If you really think about it, the oral connection with overall health makes sense. We’ve known for some time now that dental procedures can contribute to transient bacteremia. That’s why we treat heart patients prophylactically with antibiotics prior to any dental procedures. Also, within the ICU setting, there are measures to decreased ventilator associated pneumonia or VAP. Oral hygiene protocols were in development decades ago as a preventative measure.
One researcher described the “anatomic closeness” of these bacteria to the bloodstream via capillaries can “facilitate bacteremia and spread of bacterial products and immune complexes”.
Now that I’ve described doom and gloom, what can you do about it? Knowing that the mouth is the entry of the gastrointestinal system, it’s important to ensure that the right balance of bacteria exists.
Here are some things you can do: (Disclaimer: these are my recommendations as an integrative provider deducing from research what I have learned and what I observe clinically with my patients. These are not derived from the American Dental Association)
1. Brushing at least 2 times daily and after each meal is optimum. I realize that after each meal isn’t reasonable for some but do your best! Rinsing your mouth out with water after a meal can help remove debris when brushing isn’t an option during the day.
2.Flossing daily to clean out those crevices between teeth.
3.Swishing with an alcohol free mouthwash. I like Tom’s brand or Dentalcidin mouth rinse.
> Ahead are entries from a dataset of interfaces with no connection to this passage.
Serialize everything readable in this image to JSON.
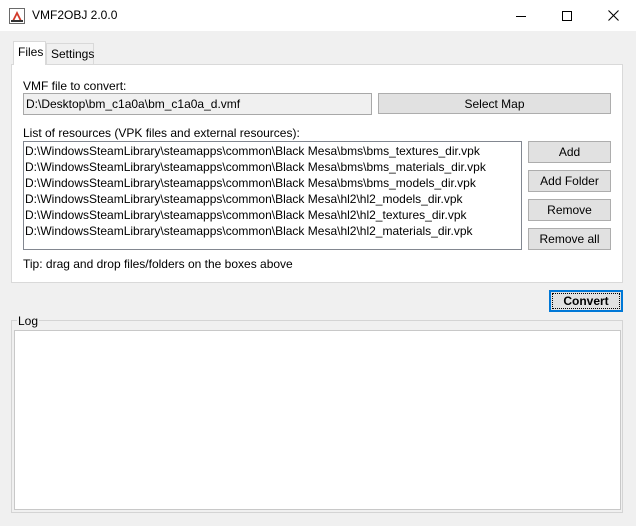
{
  "window": {
    "title": "VMF2OBJ 2.0.0"
  },
  "tabs": [
    {
      "label": "Files"
    },
    {
      "label": "Settings"
    }
  ],
  "files": {
    "vmf_label": "VMF file to convert:",
    "vmf_value": "D:\\Desktop\\bm_c1a0a\\bm_c1a0a_d.vmf",
    "select_map_label": "Select Map",
    "resources_label": "List of resources (VPK files and external resources):",
    "resources": [
      "D:\\WindowsSteamLibrary\\steamapps\\common\\Black Mesa\\bms\\bms_textures_dir.vpk",
      "D:\\WindowsSteamLibrary\\steamapps\\common\\Black Mesa\\bms\\bms_materials_dir.vpk",
      "D:\\WindowsSteamLibrary\\steamapps\\common\\Black Mesa\\bms\\bms_models_dir.vpk",
      "D:\\WindowsSteamLibrary\\steamapps\\common\\Black Mesa\\hl2\\hl2_models_dir.vpk",
      "D:\\WindowsSteamLibrary\\steamapps\\common\\Black Mesa\\hl2\\hl2_textures_dir.vpk",
      "D:\\WindowsSteamLibrary\\steamapps\\common\\Black Mesa\\hl2\\hl2_materials_dir.vpk"
    ],
    "add_label": "Add",
    "add_folder_label": "Add Folder",
    "remove_label": "Remove",
    "remove_all_label": "Remove all",
    "tip": "Tip: drag and drop files/folders on the boxes above"
  },
  "convert_label": "Convert",
  "log": {
    "label": "Log",
    "content": ""
  },
  "icons": {
    "app": "vmf2obj-app-icon",
    "minimize": "minimize-icon",
    "maximize": "maximize-icon",
    "close": "close-icon"
  },
  "colors": {
    "focus_border": "#0078d7",
    "window_bg": "#f0f0f0"
  }
}
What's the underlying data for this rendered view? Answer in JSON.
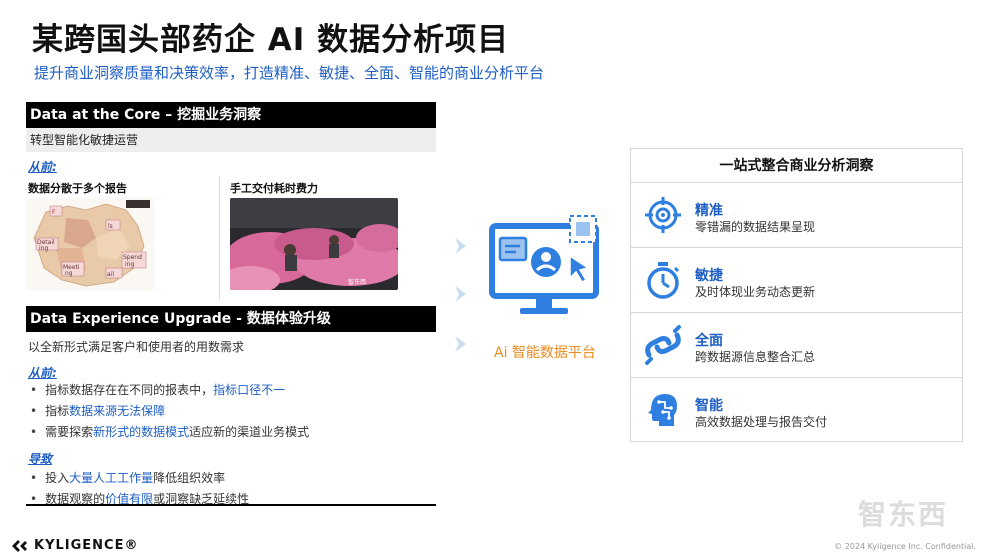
{
  "header": {
    "title": "某跨国头部药企 AI 数据分析项目",
    "subtitle": "提升商业洞察质量和决策效率，打造精准、敏捷、全面、智能的商业分析平台"
  },
  "section1": {
    "bar": "Data at the Core – 挖掘业务洞察",
    "gray": "转型智能化敏捷运营",
    "before_label": "从前:",
    "left_heading": "数据分散于多个报告",
    "right_heading": "手工交付耗时费力",
    "map_labels": [
      "F",
      "Detail",
      "ing",
      "Meeti",
      "ng",
      "Spend",
      "ing",
      "ls",
      "ail"
    ],
    "photo_caption": "智东西"
  },
  "section2": {
    "bar": "Data Experience Upgrade - 数据体验升级",
    "intro": "以全新形式满足客户和使用者的用数需求",
    "before_label": "从前:",
    "before_items": [
      {
        "pre": "指标数据存在在不同的报表中，",
        "hl": "指标口径不一",
        "post": ""
      },
      {
        "pre": "指标",
        "hl": "数据来源无法保障",
        "post": ""
      },
      {
        "pre": "需要探索",
        "hl": "新形式的数据模式",
        "post": "适应新的渠道业务模式"
      }
    ],
    "result_label": "导致",
    "result_items": [
      {
        "pre": "投入",
        "hl": "大量人工工作量",
        "post": "降低组织效率"
      },
      {
        "pre": "数据观察的",
        "hl": "价值有限",
        "post": "或洞察缺乏延续性"
      }
    ]
  },
  "platform": {
    "label": "Ai 智能数据平台"
  },
  "right_card": {
    "header": "一站式整合商业分析洞察",
    "rows": [
      {
        "icon": "target-icon",
        "title": "精准",
        "desc": "零错漏的数据结果呈现"
      },
      {
        "icon": "stopwatch-icon",
        "title": "敏捷",
        "desc": "及时体现业务动态更新"
      },
      {
        "icon": "chain-link-icon",
        "title": "全面",
        "desc": "跨数据源信息整合汇总"
      },
      {
        "icon": "brain-head-icon",
        "title": "智能",
        "desc": "高效数据处理与报告交付"
      }
    ]
  },
  "footer": {
    "logo": "KYLIGENCE®",
    "copyright": "© 2024 Kyligence Inc. Confidential.",
    "watermark": "智东西"
  },
  "colors": {
    "accent_blue": "#1f5fc4",
    "icon_blue": "#2f7fe0",
    "platform_orange": "#f08a1c",
    "bar_black": "#000000"
  }
}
4.Taking a daily probiotic that contains saccharomyces boulardii and streptococcal salivarius k12 can help. Strep Salivarius k12 is best in a dissolvable form that you hold in the mouth. I like Biopro ENT chewable tablets.
5.Focus upon biofilms. If you are prone to cavities despite brushing regularly you may be a victim of biofilms. Use natural substances like stevia and xylitol daily. Many times you can find these substances in a dental gum at your local health food store. Products like Biodisrupt from Researched Nutritionals will assist with biofilms in the GI system as a whole. I would caution you all to discuss with your provider to ensure there are no contraindications to using any of these supplements.
6.Hydration is incredibly important! Water is best staying away from sugary, acidic beverages. A rule of thumb, if you don’t feel the need to use the bathroom every 2-4 hours, you aren’t drinking enough.
7. Use a toothpaste without fluoride if you suffer from autoimmune diseases as the added fluoride can trigger additional inflammation. I like charcoal toothpastes, Dentalcidin toothpaste and anything by Tom’s brand. My kids use charcoal toothpaste and think it’s cool when their mouth turns black while brushing! At the moment, we are giving Dentalcidin a try. Its broad spectrum activity assists with removing plaques and biofilms. It also contains substances like quercertin and Coq10 to decreased inflammation of oral tissues.My son is my tricky kid with flavors and textures and finds it tolerable and “not too spicy”.
The take home message no matter your oral health routine is understanding that overgrowth of bad bugs are not compartmentalized to the mouth but can find their way throughout the body.
Li, Kolltveit, Tronstad and Olsen published an article in Clinical Microbiology Reviews titled Systemic Diseases Caused by Oral Infections. It is a great comprehensive read for those in search of additional information!
Be Well !